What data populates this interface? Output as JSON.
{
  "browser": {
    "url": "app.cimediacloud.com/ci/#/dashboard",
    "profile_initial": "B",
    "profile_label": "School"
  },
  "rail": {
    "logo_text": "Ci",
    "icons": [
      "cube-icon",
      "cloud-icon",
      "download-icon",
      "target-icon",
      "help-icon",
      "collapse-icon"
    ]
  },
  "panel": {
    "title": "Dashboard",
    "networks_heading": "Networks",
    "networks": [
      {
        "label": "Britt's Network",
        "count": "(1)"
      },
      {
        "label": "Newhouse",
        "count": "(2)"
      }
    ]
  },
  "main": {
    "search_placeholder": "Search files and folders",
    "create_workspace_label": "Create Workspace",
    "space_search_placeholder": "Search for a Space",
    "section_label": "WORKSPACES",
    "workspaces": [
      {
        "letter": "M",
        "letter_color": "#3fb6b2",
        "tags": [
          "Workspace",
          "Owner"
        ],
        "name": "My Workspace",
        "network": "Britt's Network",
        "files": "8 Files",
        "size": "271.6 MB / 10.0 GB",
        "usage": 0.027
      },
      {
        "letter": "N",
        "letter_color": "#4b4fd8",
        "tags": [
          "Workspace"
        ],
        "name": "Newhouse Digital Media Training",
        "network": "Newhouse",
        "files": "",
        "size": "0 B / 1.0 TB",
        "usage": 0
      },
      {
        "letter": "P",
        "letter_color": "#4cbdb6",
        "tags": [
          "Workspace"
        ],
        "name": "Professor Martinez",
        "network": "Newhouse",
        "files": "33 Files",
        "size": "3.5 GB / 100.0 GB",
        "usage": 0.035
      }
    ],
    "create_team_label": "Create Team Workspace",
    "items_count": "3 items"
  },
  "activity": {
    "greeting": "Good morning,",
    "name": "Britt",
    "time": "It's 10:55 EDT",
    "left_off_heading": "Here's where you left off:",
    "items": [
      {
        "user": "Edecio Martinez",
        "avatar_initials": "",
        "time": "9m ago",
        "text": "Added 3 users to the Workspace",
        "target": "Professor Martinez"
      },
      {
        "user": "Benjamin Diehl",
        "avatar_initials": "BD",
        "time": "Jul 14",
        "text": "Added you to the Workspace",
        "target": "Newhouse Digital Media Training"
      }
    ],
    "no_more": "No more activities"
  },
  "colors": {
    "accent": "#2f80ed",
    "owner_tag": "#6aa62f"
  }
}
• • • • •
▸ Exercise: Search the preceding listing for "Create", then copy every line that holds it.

▸ Solution below:
    "create_workspace_label": "Create Workspace",
    "create_team_label": "Create Team Workspace",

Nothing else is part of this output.